The Netherlands American Cemetery is located on the beautiful hills just six miles east of Maastricht, The Netherlands. It is the only American military cemetery in the country, and it is often called “Margraten,” after the nearest village. Here rest 8,301 American servicemen and servicewomen. In addition to those who rest here, the names of 1,722 soldiers are chiseled into the Walls of the Missing. Most of these soldiers were killed in action either during the airborne and ground operations to liberate eastern Holland or during the advance into Germany. It was at this cemetery, shortly after it was erected in 1945, that people began tending the graves of American soldiers. This was the start of a phenomenon that can be found nowhere else in the world on such a large scale.
The original idea of adopting the graves of the American liberators came from a local pastor and a city clerk in February of 1945. Soon after, a committee was created “to do as much as is currently possible for the fallen allied soldiers.” At the second Memorial Day service in 1946, every grave in Margraten was adopted.

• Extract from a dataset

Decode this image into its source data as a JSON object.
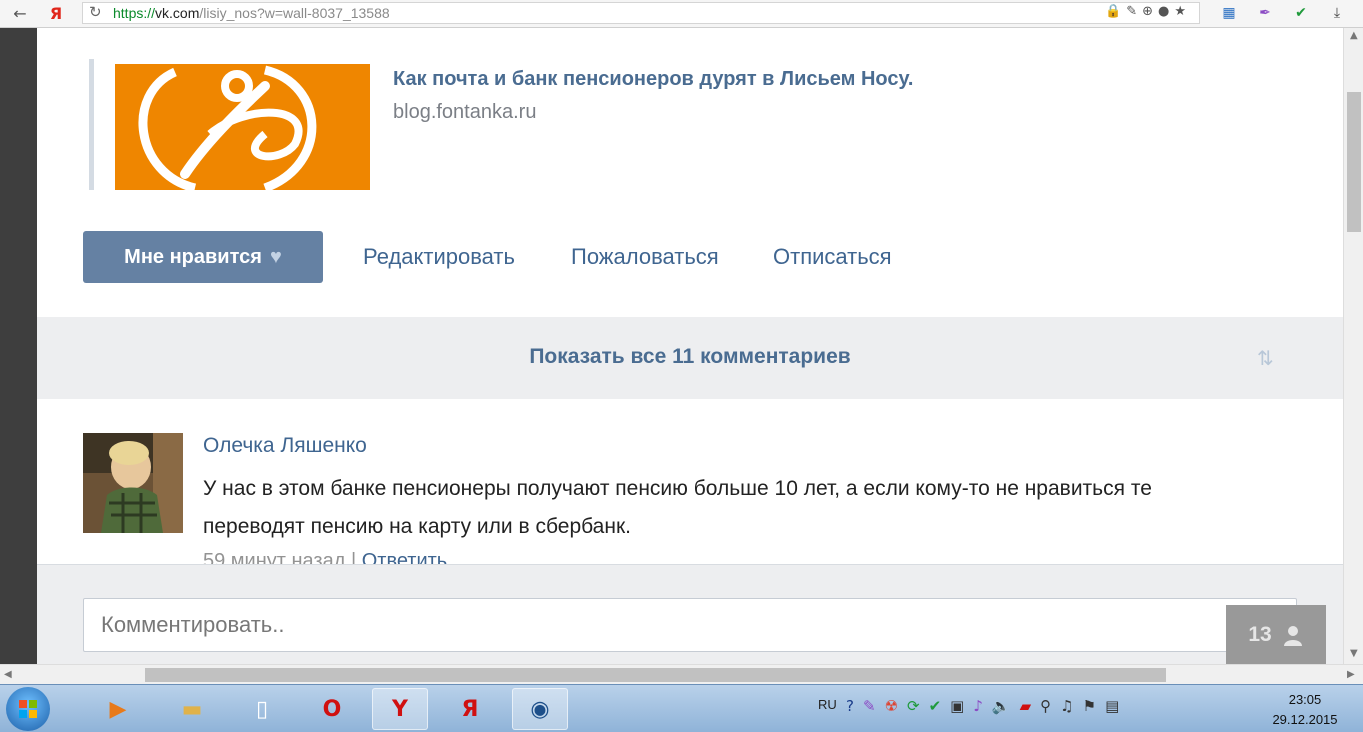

Today, some 70 years later, all 8,301 graves are still adopted by a Dutch, Belgian or even German family, as are all the names on the Walls of the Missing. There is even a waiting list for the many people who want to adopt a grave as soon as one becomes available. Other overseas American cemeteries now have similar adoption programs, but Margraten is the only one where each grave has a caretaker and a waiting list.